Longines Avigation Watch Type A-7 a very stylish pilot watch
In the 1930s, pilot’s watches were a necessary instrument for the cockpit dwelling professional. Form followed function. Legibility and reliability were key prerequisites.
By Angus Davies
Today, there are many pilot’s watches which are handsome in appearance owing to their purity of design. However, Longines’s reinterpretation of a pilot’s watch from the 1930s is currently one of the more stylish offerings.
It has numerous flourishes of style which differentiate it from a utilitarian military instrument, none more obvious than the dial which has been turned 50° clockwise. The appearance of the original model was driven by practicality. The watch would invariably have been worn on the inside of the arm, allowing the pilot to read off the vital information without removing his hands from the controls. Eminently practical, but, by default, delightfully dashing.
Those of inquiring mind may question the naming of the watch, “Avigation”. It is an amalgam of two words, “Aviation” and “Navigation”. The soubriquet, “Type A-7” was used in the 1930s to show that the Longines watch had met the onerous criteria specified by the United States Army.

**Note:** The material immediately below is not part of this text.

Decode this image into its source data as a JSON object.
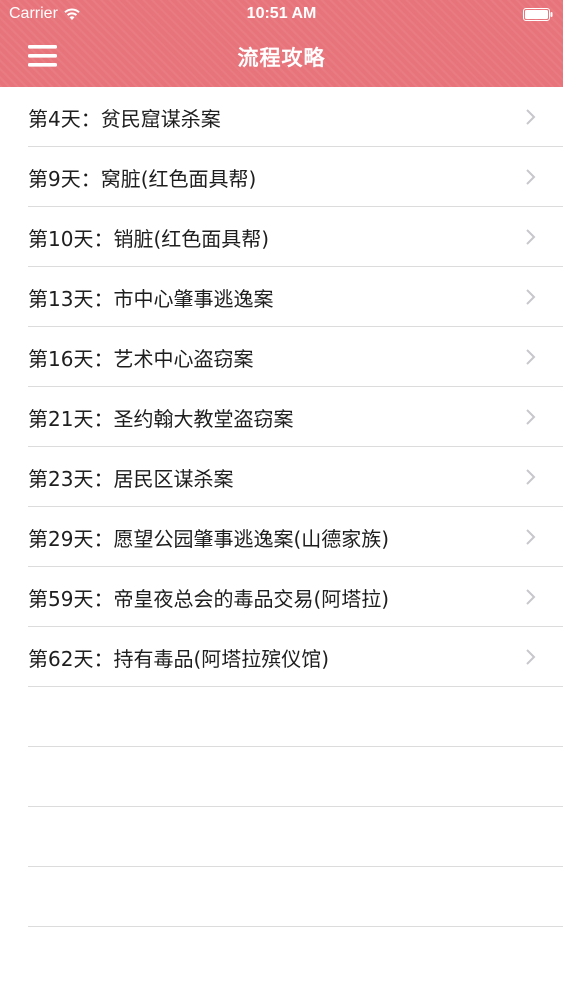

This criteria related to reliability, quality and legibility of the timepiece.
The modern day interpretation of the 1930s model forms part of the Longines Heritage collection and is a wonderful example of how designs from this period continue to have much eye-appeal.
The matt black dial has stealth-like tendencies. It does not shimmer and shine, and in this instance it provides a pleasing canvas on which to convey time. Breguet-style hour and minute hands impart information with seemly eloquence befitting an aristocrat attending a summer ball. There is no sense of industry but a charming expression of time that transcends any perfunctory offerings.
Roman numerals, in Breguet-style font, communicate the hours with tasteful decorum.
Adjacent 6 o’clock, a subdial is located. It displays subsidiary seconds and the date.
Beneath noon, a 30-minute chronograph counter features. The central chronograph seconds hand is beautifully executed with a comely counterweight. It is narrow in form and points to the minute rail and tachymeter scale with laser-like accuracy.
The first thing you will notice is that this watch is substantial in size, measuring 49.00 mm in diameter.
The watch may be large, but the crown, located at an imagined one o’clock (12 o’clock as indicated on the dial), does not gouge or chafe the skin. Moreover, the crown has a push piece at its centre, indicating this is a mono-push chronograph.
The stop watch function is started, stopped and reset all by pressing the one pusher. The knurled profile allows adjustment of the hour and minute hands. A small push piece, recessed within the caseband, allows the date to be adjusted with a ballpoint pen or similar.
On the caseband, the observant will note a small push piece on the easterly flank of the case, adjacent 3 o’clock as indicated on the dial. This releases the hunter caseback, allowing the wearer to open the lidded caseback to reveal an inner sapphire crystal which reveals a wonderful view of the movement within.
The Caliber L788, is a self-winding movement with a frequency of 28,800 vph (4Hz) and has a power reserve of 54 hours.A key aspect of the movement which I admire is the column wheel chronograph.
Often the preserve of more costly watches, this is ideally the way all chronographs should be, fully integrated.
Pilot’s watches were instruments worn by military pilots in the pursuit of their daily work. Some models would have had a triangular index at noon. Models created for the German military were often supplied with a hacking seconds.
There has been much written about watches fitted with a soft-iron core, to mitigate the influence of magnetic fields. All of these aspects were justified and purists will seek watches blessed with these details.
I seldom have a need for a pilot’s watch in a professional sense. From a personal perspective, it is the aesthetic appeal that has been the primary reason I have purchased several pilot’s watches in the many years I have been a watch collector.
In the case of the Longines Avigation Watch Type A-7 its skewed depiction of time is highly appealing. It does not follow the route of the majority of watches, but breaks from the flight path favoured by the many and in so doing delivers a stunning and truly elegant example of Swiss timekeeping prowess.
Model: Longines Avigation Watch Type A-7
Case: Stainless steel case; dimensions 49.00 mm; water resistant to 3 bar (30 metres); sapphire crystal to front and inner caseback with hunter caseback